The Phrase parameter specifies a custom word or phrase for the Content Filter agent. When you pass an argument, you must enclose the Phrase parameter in quotation marks (") if the phrase contains spaces, for example: "This is a bad phrase". Custom phrases must be less than 257 characters in length.




The Confirm switch specifies whether to show or hide the confirmation prompt. How this switch affects the cmdlet depends on if the cmdlet requires confirmation before proceeding.

  • Destructive cmdlets (for example, Remove-* cmdlets) have a built-in pause that forces you to acknowledge the command before proceeding. For these cmdlets, you can skip the confirmation prompt by using this exact syntax: -Confirm:$false.

  • Most other cmdlets (for example, New-* and Set-* cmdlets) don't have a built-in pause. For these cmdlets, specifying the Confirm switch without a value introduces a pause that forces you acknowledge the command before proceeding.




The DomainController parameter specifies the domain controller that's used by this cmdlet to read data from or write data to Active Directory. You identify the domain controller by its fully qualified domain name (FQDN). For example,

The DomainController parameter isn't supported on Edge Transport servers. An Edge Transport server uses the local instance of Active Directory Lightweight Directory Services (AD LDS) to read and write data.




The WhatIf switch simulates the actions of the command. You can use this switch to view the changes that would occur without actually applying those changes. You don't need to specify a value with this switch.

To see the input types that this cmdlet accepts, see Cmdlet Input and Output Types. If the Input Type field for a cmdlet is blank, the cmdlet doesn’t accept input data.
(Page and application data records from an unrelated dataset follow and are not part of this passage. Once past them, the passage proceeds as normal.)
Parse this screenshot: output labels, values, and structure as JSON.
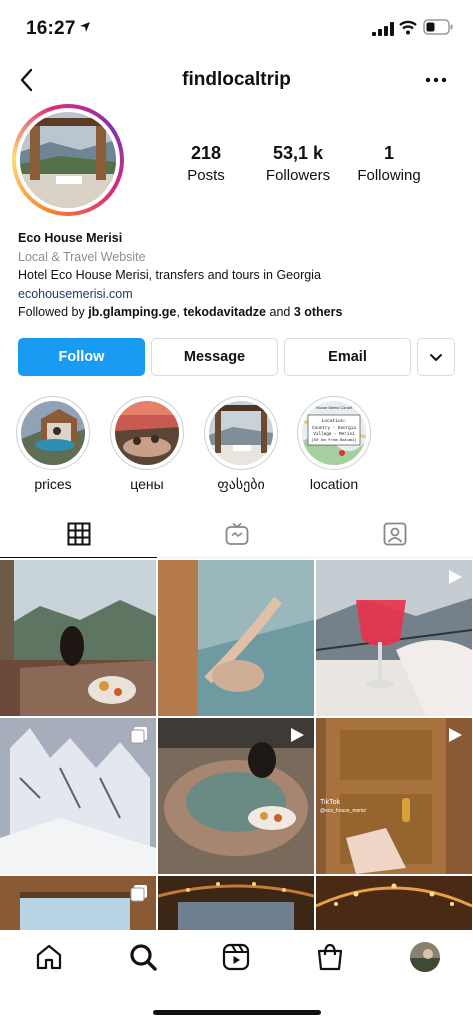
{
  "status_bar": {
    "time": "16:27"
  },
  "header": {
    "username": "findlocaltrip"
  },
  "stats": [
    {
      "number": "218",
      "label": "Posts"
    },
    {
      "number": "53,1 k",
      "label": "Followers"
    },
    {
      "number": "1",
      "label": "Following"
    }
  ],
  "bio": {
    "name": "Eco House Merisi",
    "category": "Local & Travel Website",
    "description": "Hotel Eco House Merisi, transfers and tours in Georgia",
    "link": "ecohousemerisi.com",
    "followed_prefix": "Followed by ",
    "followed_user1": "jb.glamping.ge",
    "followed_sep": ", ",
    "followed_user2": "tekodavitadze",
    "followed_and": " and ",
    "followed_others": "3 others"
  },
  "actions": {
    "follow": "Follow",
    "message": "Message",
    "email": "Email"
  },
  "highlights": [
    {
      "label": "prices"
    },
    {
      "label": "цены"
    },
    {
      "label": "ფასები"
    },
    {
      "label": "location"
    }
  ],
  "location_card": {
    "line1": "Location:",
    "line2": "Country - Georgia",
    "line3": "Village - Merisi",
    "line4": "(50 km from Batumi)",
    "top": "House Merisi Салиб"
  },
  "tiktok": {
    "label": "TikTok",
    "handle": "@eco_house_merisi"
  },
  "colors": {
    "primary": "#1a9bf3",
    "link": "#1e3b6b",
    "muted": "#8e8e8e"
  }
}
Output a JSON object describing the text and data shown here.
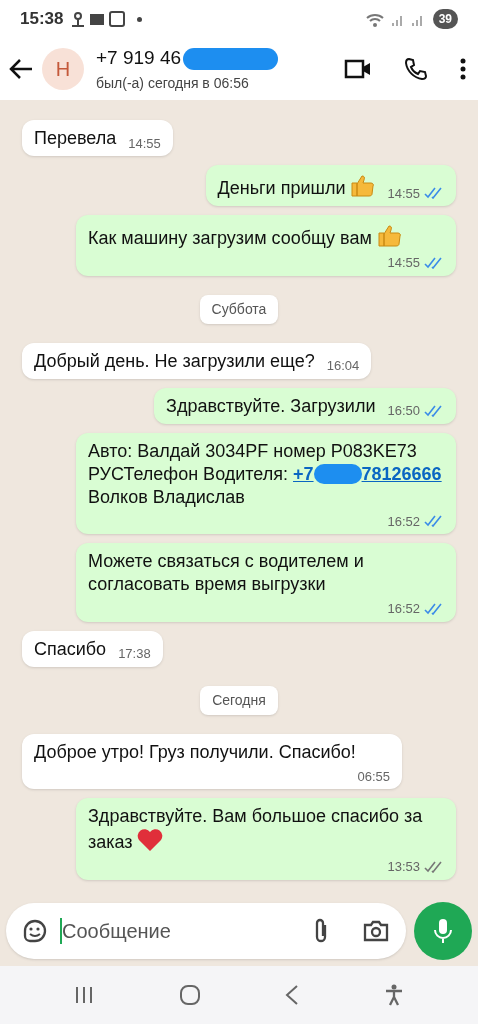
{
  "status_bar": {
    "time": "15:38",
    "battery": "39"
  },
  "header": {
    "avatar_letter": "Н",
    "title": "+7 919 46",
    "subtitle": "был(-а) сегодня в 06:56"
  },
  "messages": [
    {
      "kind": "in",
      "text": "Перевела",
      "time": "14:55"
    },
    {
      "kind": "out",
      "text": "Деньги пришли",
      "emoji": {
        "kind": "thumbs_up"
      },
      "time": "14:55",
      "read": true
    },
    {
      "kind": "out",
      "text": "Как машину загрузим сообщу вам",
      "emoji": {
        "kind": "thumbs_up"
      },
      "time": "14:55",
      "read": true
    },
    {
      "kind": "date",
      "text": "Суббота"
    },
    {
      "kind": "in",
      "text": "Добрый день. Не загрузили еще?",
      "time": "16:04"
    },
    {
      "kind": "out",
      "text": "Здравствуйте.  Загрузили",
      "time": "16:50",
      "read": true
    },
    {
      "kind": "out",
      "text": "Авто: Валдай 3034PF номер P083KE73 РУСТелефон Водителя:",
      "link_start": "+7",
      "link_end": "78126666",
      "text_after": "Волков Владислав",
      "time": "16:52",
      "read": true
    },
    {
      "kind": "out",
      "text": "Можете связаться с водителем и согласовать время выгрузки",
      "time": "16:52",
      "read": true
    },
    {
      "kind": "in",
      "text": "Спасибо",
      "time": "17:38"
    },
    {
      "kind": "date",
      "text": "Сегодня"
    },
    {
      "kind": "in",
      "text": "Доброе утро! Груз получили. Спасибо!",
      "time": "06:55"
    },
    {
      "kind": "out",
      "text": "Здравствуйте.  Вам большое спасибо за заказ",
      "emoji": {
        "kind": "heart"
      },
      "time": "13:53",
      "read": false
    }
  ],
  "composer": {
    "placeholder": "Сообщение"
  }
}
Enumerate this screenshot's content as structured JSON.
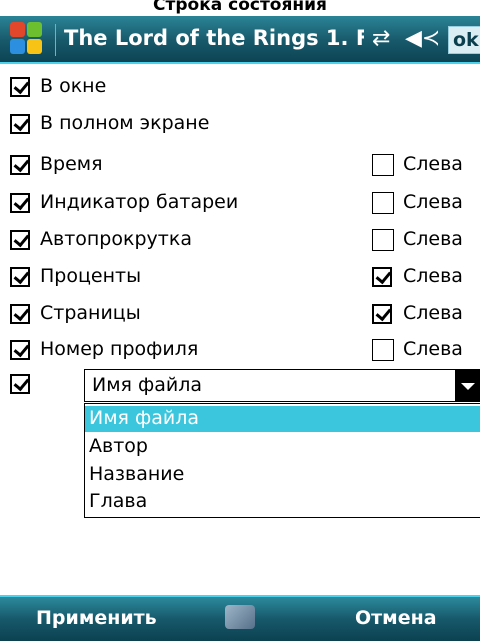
{
  "header": {
    "caption": "Строка состояния"
  },
  "titlebar": {
    "title": "The Lord of the Rings 1. F",
    "ok_label": "ok",
    "icons": [
      "windows-start-icon",
      "connectivity-icon",
      "volume-icon"
    ],
    "colors": {
      "bar": "#17586a",
      "accent": "#4bd2ec"
    }
  },
  "mode": [
    {
      "label": "В окне",
      "checked": true
    },
    {
      "label": "В полном экране",
      "checked": true
    }
  ],
  "items": [
    {
      "label": "Время",
      "checked": true,
      "left_label": "Слева",
      "left_checked": false
    },
    {
      "label": "Индикатор батареи",
      "checked": true,
      "left_label": "Слева",
      "left_checked": false
    },
    {
      "label": "Автопрокрутка",
      "checked": true,
      "left_label": "Слева",
      "left_checked": false
    },
    {
      "label": "Проценты",
      "checked": true,
      "left_label": "Слева",
      "left_checked": true
    },
    {
      "label": "Страницы",
      "checked": true,
      "left_label": "Слева",
      "left_checked": true
    },
    {
      "label": "Номер профиля",
      "checked": true,
      "left_label": "Слева",
      "left_checked": false
    }
  ],
  "file_row": {
    "checked": true,
    "selected": "Имя файла",
    "options": [
      "Имя файла",
      "Автор",
      "Название",
      "Глава"
    ],
    "highlight_color": "#3cc6dd"
  },
  "softkeys": {
    "left": "Применить",
    "right": "Отмена",
    "center_icon": "keyboard-icon"
  }
}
To see the return types, which are also known as output types, that this cmdlet accepts, see Cmdlet Input and Output Types. If the Output Type field is blank, the cmdlet doesn’t return data.